Not only are many golfers just getting in their first month of swipes outside, but travel abroad and indoor golf was also largely absent for many due to the pandemic.
Even so, we all expect to be in summer form, because, well, it’s summer.
Of course, how we judge our golf ability is pretty much baked into the game itself. Most times we play we have a scorecard that showcases a rating of our success on the day. Yes, that score, and lowering it, is ultimately what many of us chase but as a coach, I don’t believe it is the only way to measure progress.
I say this because I see people that are way too hard on themselves. Scores are black and white, but golf success really has many shades. Just like we can hit a great shot and make birdie, we can get the same result via a lucky bounce or an unintended accident. A scorecard values them the same but we know the one that we controlled is a better reflection of skill and progress.
This is not to say we should always play without a scorecard, although I recommend it sometimes just so you can enjoy the game of golf, the people around you, and the surrounds. I am going to suggest that you think about measuring your success in a different way than numbers alone. That may also help many of you who get anxious about your score and have the tendency to think ahead.
So here are two alternates.
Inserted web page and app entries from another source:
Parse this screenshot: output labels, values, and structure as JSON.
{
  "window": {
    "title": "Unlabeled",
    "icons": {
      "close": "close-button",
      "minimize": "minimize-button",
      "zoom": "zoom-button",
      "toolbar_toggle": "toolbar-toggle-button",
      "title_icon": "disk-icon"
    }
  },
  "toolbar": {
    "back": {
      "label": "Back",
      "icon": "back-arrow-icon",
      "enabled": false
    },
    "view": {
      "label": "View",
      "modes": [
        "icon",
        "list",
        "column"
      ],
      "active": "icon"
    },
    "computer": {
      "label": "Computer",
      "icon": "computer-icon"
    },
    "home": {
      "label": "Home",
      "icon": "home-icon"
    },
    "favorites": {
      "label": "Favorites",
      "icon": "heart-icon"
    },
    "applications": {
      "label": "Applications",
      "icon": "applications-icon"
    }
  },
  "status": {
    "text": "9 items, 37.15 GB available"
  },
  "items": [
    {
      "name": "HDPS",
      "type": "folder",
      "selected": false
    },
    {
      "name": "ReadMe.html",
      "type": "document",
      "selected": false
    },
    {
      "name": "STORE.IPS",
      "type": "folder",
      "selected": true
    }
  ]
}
One is that we simply rate each shot on a scale of 1-10 and mark that down, attempting to improve on that each time we play. We could also assign ourselves a “star” ever time we hit what we consider a good shot and try to collect as many as possible.
The final one is inspired by a friend who posted it on social media. Just keep a scorecard that has emojis for how you played each hole. Smiley faces, frowns, whatever you like. This one is great for kids, and big kids.
Take a fresh look at how you judge your game and I think it may change your outlook.
You can also use this method just to rate a part of your game that you are working on. Putting, for example.
Which brings us to this month’s issue and the feature. Putting is a critical part of scoring and is something anyone can do with sufficient ability. It does not require extreme athletic talents.
An essential in your putting success will be a proper tool to do the job. In this month’s feature we showcase some of the many putters on the market today. They cover the gamut of pricing, shapes, styles, feels, and looks.
Be sure to spend some extra time choosing your putter; it’s the most used club in your bag.
A month into our season here in Ontario (and a little more in Quebec) I just wanted to thank all of you for your continued readership, listenership, and viewership. We’ve recorded record traffic on Flagstick.com the last few months and I just wanted to let you know how much we appreciate the support.
Continued success to all for the season ahead.